Seven Queens High Schools Will Keep Original Names
After six tumultuous months, the city Department of Education (DOE) has announced that 24 city high schools, seven in Queens, that were renamed under the “turnaround” proposal put forth last January will reopen in September with their original names after all.
Principals at William Cullen Bryant, Long Island City, August Martin, Flushing, John Adams, Newtown and Richmond Hill High Schools, as well as 17 other schools, all given new names and identification numbers at the end of the last school year in June, were told on July 31 the new names and identification numbers assigned to the schools under the turnaround proposal would not be used.
“Your school will open in September with the original school name and DBN (identification number). Please use your original name and DBN for all business transactions and communications,” DOE Chief Executive for Turnaround Elaine Gorman told principals in an e-mail, according to GothamSchools on August 1.
The turnaround process was to have changed the names and staffs at the 24 persistently low achieving (PLA) schools and introduced new programs for them. On July 24, turnaround plans to have all staff reapply for their positions with only 50 percent eligible for rehire was determined to be in violation of the contracts of both the teachers’ and principals’ unions; now, DOE has reversed itself on renaming the schools too.
“As an arbitrator found and the courts have upheld, these schools were never going to be really ‘new’ under the mayor’s plan, so it’s appropriate to retain the historic names that mean so much to their communities and their staff,” United Federation of Teachers (UFT) President Michael Mulgrew said in an August 1 New York Times report.
In the e-mail, the DOE also told principals to check their staffing needs, an action normally concluded by the end of June.
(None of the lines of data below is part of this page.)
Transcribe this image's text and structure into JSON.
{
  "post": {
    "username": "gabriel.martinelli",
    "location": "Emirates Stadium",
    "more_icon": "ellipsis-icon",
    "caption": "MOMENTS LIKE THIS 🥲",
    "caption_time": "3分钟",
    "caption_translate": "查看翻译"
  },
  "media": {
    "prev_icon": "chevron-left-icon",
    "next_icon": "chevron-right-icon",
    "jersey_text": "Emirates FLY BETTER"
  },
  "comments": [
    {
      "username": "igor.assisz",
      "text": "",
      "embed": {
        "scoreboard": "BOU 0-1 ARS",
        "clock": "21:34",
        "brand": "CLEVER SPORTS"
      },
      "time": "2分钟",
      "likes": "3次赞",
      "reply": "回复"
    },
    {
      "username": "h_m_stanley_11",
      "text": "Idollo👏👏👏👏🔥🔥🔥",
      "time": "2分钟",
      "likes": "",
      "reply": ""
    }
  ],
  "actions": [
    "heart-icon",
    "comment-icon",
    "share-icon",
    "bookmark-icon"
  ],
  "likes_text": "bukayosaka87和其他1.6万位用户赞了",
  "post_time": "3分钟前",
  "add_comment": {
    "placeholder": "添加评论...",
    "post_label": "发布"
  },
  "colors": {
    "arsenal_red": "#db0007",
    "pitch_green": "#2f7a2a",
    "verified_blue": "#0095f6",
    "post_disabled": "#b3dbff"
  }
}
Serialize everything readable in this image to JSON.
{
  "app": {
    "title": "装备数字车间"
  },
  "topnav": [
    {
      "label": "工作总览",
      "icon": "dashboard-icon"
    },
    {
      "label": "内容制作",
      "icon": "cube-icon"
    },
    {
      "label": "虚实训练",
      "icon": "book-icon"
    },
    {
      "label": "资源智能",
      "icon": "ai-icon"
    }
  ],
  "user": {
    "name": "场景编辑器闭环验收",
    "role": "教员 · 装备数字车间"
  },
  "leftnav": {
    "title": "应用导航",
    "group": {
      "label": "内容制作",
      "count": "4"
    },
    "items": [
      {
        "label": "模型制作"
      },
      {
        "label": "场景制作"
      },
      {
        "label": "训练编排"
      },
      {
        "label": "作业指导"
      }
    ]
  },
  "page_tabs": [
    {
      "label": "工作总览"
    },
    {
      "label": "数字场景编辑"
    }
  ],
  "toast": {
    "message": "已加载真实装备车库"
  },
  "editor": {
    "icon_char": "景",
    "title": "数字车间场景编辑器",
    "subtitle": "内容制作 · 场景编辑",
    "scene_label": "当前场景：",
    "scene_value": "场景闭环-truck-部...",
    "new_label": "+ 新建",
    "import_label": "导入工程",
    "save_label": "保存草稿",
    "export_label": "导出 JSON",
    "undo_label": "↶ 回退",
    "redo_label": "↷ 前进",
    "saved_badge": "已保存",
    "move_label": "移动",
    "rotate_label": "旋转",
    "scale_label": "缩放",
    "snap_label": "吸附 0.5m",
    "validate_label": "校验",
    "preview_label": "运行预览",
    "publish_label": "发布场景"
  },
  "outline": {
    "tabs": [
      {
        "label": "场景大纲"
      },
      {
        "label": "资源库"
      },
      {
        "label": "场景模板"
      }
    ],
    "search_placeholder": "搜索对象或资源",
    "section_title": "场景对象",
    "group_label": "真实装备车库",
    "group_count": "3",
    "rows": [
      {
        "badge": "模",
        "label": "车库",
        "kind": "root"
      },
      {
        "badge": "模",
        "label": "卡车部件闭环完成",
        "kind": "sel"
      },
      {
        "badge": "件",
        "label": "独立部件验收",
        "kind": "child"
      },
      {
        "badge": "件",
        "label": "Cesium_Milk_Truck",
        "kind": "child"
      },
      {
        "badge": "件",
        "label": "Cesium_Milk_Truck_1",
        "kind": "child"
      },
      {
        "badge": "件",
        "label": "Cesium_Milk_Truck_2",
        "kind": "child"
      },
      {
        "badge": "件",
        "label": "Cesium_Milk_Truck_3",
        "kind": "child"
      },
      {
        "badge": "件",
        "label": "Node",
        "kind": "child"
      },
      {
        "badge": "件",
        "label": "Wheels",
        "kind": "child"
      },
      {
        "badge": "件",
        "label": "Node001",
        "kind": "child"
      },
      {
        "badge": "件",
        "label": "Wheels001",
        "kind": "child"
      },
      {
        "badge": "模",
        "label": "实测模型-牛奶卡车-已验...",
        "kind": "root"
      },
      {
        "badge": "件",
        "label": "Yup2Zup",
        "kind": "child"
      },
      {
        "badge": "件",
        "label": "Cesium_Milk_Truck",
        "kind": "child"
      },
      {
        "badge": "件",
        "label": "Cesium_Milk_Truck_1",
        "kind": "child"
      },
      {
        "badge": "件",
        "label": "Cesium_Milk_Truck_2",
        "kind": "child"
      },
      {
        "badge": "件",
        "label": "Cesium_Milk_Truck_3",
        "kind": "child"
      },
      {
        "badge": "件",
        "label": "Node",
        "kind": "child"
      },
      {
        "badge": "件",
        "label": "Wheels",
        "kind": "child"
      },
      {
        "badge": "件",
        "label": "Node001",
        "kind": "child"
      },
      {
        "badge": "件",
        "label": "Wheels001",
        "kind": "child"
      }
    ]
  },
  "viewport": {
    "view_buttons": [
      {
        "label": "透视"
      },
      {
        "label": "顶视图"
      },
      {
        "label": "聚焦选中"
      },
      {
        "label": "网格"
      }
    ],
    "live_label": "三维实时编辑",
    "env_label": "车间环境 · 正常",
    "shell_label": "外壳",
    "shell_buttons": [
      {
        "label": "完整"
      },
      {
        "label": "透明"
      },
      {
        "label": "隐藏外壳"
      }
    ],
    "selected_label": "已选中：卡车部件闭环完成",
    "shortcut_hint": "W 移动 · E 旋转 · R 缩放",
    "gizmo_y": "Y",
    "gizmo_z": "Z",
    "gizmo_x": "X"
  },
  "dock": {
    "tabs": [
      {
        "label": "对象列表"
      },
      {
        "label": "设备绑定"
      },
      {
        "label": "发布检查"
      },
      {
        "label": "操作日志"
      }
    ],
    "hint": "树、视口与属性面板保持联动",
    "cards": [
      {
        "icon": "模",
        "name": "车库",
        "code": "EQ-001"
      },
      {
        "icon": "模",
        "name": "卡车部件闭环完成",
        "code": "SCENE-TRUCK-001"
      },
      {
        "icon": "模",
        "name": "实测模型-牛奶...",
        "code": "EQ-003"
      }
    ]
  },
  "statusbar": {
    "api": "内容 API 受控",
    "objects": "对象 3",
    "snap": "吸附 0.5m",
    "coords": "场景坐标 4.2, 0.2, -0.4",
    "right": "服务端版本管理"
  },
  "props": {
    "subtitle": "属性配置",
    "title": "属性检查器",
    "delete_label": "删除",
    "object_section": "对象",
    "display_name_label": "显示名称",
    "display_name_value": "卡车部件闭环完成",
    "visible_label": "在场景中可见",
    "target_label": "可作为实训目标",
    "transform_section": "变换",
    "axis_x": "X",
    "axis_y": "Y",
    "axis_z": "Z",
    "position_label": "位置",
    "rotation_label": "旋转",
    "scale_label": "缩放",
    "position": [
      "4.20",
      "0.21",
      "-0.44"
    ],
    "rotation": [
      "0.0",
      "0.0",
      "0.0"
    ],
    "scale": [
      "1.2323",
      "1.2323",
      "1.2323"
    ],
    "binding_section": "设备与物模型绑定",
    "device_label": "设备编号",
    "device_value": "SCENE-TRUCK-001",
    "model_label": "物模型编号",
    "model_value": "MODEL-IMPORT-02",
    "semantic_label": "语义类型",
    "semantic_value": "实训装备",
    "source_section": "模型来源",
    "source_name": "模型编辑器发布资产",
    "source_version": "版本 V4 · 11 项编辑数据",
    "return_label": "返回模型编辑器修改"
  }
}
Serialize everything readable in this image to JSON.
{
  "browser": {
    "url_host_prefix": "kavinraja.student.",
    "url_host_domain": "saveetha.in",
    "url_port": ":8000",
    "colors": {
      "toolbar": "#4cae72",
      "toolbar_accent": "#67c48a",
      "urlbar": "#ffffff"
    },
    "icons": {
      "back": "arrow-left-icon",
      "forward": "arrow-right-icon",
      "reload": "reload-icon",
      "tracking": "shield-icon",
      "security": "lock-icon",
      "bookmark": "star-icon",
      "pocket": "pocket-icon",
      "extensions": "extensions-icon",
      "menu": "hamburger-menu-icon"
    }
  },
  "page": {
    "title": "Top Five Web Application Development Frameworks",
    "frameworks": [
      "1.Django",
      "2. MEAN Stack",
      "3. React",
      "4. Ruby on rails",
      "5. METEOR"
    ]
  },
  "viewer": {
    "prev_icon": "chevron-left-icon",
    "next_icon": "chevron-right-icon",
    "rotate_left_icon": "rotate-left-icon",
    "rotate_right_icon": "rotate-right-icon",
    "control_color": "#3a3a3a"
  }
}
In addition, the DOE said that letters to families with children enrolled at the schools will be going out soon and that the High School Directory will include correct and updated information about the turnaround schools for eighth-graders seeking to apply to specific high schools in the fall.
“We will work closely with [principals] and the Office of Student Enrollment to ensure that information about your school is accurate and distributed appropriately,” Gorman said.
Accurate, appropriately distributed information can have lasting, significant effects on the future of a high school. The High School Directory contained only the different school names when it was published last spring. Concerns have been expressed that students will not realize that the schools have remained the same despite the different names and therefore will not enroll in them. Lower enrollment numbers will hinder the schools’ capability for improvement.